Dataset items
........

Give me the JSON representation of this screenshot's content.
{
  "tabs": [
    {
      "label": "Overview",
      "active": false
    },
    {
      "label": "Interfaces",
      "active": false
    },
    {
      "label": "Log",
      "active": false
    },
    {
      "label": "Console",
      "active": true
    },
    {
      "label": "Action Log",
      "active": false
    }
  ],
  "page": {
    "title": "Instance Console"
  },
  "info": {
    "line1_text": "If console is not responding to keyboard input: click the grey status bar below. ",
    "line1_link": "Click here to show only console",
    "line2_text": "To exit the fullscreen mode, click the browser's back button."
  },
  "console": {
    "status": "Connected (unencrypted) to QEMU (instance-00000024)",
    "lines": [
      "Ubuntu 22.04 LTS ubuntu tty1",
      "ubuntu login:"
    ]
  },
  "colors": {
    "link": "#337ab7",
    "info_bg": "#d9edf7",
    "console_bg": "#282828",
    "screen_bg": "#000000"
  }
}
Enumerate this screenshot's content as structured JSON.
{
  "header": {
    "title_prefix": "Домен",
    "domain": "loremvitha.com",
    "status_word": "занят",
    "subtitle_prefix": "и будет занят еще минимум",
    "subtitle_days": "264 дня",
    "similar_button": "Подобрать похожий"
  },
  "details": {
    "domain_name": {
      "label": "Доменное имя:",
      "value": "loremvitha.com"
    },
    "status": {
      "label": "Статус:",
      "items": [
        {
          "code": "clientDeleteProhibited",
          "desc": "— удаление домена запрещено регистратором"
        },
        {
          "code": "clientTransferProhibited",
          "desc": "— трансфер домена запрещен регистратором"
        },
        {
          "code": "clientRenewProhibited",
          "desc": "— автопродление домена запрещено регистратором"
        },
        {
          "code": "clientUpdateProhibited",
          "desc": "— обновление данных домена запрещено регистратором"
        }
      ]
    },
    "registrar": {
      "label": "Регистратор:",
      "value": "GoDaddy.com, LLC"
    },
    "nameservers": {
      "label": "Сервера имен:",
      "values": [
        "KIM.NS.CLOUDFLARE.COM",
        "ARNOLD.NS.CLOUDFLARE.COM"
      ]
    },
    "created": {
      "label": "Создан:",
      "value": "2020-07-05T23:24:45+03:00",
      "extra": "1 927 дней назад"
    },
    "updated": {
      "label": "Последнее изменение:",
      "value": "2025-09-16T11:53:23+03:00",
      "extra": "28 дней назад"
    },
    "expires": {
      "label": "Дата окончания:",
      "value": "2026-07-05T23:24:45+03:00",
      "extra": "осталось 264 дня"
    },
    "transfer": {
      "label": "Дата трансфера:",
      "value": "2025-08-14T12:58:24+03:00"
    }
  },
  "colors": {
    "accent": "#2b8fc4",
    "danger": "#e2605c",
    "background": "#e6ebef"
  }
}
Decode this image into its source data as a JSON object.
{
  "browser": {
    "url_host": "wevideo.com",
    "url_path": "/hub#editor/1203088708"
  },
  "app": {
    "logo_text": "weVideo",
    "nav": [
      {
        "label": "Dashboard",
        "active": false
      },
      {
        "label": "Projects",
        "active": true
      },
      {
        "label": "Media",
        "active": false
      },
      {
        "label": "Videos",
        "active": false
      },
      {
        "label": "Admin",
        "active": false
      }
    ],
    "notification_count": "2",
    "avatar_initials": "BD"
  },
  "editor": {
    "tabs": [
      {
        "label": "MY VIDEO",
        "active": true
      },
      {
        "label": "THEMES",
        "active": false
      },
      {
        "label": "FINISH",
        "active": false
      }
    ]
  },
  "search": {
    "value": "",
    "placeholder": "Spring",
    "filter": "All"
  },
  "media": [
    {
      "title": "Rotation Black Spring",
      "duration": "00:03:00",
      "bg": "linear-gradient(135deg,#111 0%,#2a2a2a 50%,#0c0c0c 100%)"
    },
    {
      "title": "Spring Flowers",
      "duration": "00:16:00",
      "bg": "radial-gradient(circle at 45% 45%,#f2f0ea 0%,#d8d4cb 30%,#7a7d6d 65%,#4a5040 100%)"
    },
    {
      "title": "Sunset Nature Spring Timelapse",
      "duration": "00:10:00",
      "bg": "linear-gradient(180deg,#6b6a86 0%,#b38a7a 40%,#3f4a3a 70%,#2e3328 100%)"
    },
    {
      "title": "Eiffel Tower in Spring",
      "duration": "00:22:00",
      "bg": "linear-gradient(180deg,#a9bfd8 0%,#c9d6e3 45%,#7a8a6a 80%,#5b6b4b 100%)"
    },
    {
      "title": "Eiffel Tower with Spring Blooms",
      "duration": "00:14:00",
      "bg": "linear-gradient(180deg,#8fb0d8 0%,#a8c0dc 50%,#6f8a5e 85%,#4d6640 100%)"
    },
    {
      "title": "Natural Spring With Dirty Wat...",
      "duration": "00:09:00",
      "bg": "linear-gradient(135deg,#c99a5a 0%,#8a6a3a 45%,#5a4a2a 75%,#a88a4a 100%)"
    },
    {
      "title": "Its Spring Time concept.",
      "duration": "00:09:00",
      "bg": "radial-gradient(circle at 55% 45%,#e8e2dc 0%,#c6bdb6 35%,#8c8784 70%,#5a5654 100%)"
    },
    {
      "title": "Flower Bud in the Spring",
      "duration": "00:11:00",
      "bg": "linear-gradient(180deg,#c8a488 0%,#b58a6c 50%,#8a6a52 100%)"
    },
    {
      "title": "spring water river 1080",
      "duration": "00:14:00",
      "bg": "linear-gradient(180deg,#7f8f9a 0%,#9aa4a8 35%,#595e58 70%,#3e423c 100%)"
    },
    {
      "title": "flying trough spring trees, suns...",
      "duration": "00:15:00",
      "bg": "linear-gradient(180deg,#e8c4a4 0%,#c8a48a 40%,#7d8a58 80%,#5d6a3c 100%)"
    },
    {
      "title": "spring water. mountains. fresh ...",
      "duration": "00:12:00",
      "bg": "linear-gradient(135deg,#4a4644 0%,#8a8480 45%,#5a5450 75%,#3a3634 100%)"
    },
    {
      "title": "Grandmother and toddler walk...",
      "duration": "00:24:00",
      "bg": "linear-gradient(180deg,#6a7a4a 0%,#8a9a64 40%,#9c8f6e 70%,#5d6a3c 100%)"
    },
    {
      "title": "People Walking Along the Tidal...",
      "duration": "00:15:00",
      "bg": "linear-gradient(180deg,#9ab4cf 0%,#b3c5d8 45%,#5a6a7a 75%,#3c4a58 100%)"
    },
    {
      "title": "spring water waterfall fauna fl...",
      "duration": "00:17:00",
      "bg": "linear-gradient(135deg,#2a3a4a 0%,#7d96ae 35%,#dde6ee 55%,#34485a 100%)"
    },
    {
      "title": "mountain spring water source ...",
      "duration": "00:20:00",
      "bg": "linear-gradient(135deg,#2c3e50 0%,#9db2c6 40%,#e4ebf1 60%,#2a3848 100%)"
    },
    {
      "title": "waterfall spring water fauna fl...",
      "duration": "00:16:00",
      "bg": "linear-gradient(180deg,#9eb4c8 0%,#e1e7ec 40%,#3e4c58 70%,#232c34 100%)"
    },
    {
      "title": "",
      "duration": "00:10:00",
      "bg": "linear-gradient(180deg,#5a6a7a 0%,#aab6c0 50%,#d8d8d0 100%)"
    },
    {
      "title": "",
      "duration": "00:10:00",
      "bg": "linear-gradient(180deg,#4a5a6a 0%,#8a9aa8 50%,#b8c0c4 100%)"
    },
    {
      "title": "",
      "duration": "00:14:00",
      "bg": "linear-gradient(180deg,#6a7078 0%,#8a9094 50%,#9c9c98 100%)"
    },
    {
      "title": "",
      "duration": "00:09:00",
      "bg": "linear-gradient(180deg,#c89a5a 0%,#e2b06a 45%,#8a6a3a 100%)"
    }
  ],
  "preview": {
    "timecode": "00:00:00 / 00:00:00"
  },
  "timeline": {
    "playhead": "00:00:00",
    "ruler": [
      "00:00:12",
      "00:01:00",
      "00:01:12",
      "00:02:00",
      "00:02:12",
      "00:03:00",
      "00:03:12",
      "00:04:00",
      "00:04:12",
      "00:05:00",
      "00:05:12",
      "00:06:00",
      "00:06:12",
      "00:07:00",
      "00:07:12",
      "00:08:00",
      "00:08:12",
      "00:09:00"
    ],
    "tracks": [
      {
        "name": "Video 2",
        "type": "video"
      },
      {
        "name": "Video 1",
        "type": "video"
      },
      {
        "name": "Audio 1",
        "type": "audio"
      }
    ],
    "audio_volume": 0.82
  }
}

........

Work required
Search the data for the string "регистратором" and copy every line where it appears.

Answer for the task
          "desc": "— удаление домена запрещено регистратором"
          "desc": "— трансфер домена запрещен регистратором"
          "desc": "— автопродление домена запрещено регистратором"
          "desc": "— обновление данных домена запрещено регистратором"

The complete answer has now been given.